Action item - Whenever "subtitle" occurs in a line of the material, list that line.

Extracted information -
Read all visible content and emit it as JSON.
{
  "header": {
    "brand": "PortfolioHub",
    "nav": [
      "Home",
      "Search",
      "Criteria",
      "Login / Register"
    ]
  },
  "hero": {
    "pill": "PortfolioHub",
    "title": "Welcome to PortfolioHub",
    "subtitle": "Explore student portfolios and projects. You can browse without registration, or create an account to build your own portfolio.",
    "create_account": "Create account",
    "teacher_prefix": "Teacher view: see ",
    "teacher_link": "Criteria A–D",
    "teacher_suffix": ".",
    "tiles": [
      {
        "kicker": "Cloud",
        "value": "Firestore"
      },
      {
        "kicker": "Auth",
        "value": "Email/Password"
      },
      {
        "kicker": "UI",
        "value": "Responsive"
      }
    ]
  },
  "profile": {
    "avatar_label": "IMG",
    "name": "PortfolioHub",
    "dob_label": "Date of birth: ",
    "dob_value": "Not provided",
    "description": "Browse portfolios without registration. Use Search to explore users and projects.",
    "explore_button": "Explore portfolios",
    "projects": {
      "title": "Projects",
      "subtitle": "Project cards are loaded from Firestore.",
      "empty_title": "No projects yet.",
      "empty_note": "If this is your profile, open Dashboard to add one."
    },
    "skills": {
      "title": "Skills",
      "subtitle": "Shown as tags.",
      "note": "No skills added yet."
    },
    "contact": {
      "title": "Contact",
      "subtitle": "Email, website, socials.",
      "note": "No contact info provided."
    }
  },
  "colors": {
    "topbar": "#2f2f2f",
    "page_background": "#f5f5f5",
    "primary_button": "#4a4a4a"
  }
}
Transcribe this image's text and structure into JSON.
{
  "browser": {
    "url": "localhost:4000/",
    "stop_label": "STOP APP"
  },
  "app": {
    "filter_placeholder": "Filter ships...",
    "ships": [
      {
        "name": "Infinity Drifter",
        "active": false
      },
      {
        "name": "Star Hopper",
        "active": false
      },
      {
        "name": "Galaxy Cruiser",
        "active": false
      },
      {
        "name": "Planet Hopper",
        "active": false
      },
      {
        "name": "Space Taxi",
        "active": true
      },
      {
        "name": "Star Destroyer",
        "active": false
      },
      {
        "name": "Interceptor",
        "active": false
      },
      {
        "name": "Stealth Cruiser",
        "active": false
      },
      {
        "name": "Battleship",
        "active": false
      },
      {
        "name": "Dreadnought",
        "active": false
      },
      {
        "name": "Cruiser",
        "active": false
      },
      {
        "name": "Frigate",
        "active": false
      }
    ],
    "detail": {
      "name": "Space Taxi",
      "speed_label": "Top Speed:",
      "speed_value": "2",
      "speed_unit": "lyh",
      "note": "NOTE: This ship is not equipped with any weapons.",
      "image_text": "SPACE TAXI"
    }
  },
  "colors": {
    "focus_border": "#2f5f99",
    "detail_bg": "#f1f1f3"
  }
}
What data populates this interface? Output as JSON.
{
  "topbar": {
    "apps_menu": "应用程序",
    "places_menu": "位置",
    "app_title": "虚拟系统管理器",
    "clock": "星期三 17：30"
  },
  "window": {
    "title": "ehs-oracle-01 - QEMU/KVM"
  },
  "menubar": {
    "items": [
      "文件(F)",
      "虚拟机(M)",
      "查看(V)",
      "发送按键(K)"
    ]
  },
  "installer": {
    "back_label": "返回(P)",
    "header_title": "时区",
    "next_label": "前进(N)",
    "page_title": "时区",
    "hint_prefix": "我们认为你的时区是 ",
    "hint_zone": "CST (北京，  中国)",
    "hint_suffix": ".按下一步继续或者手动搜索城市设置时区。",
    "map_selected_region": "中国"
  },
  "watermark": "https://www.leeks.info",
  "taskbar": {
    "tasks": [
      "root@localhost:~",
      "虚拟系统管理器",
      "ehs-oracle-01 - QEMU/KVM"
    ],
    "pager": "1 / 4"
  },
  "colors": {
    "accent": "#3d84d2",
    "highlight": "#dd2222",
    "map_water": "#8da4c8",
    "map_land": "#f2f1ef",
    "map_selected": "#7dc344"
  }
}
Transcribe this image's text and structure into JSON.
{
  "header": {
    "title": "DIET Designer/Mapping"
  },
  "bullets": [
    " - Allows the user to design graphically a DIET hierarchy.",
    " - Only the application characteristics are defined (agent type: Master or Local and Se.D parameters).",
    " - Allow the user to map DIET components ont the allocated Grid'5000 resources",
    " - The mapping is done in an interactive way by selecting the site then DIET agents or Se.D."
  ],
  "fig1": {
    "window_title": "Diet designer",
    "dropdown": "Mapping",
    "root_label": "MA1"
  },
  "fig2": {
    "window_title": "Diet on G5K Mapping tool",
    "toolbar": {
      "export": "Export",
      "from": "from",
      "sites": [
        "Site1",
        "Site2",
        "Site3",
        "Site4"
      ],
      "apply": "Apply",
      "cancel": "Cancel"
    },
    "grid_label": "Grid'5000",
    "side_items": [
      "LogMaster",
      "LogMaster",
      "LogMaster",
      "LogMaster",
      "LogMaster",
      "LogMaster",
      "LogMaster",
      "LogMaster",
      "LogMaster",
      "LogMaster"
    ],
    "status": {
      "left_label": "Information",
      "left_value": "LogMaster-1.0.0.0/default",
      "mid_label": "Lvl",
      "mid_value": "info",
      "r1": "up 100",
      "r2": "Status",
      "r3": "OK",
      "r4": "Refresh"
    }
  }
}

Exercise answer -
    "subtitle": "Explore student portfolios and projects. You can browse without registration, or create an account to build your own portfolio.",
      "subtitle": "Project cards are loaded from Firestore.",
      "subtitle": "Shown as tags.",
      "subtitle": "Email, website, socials.",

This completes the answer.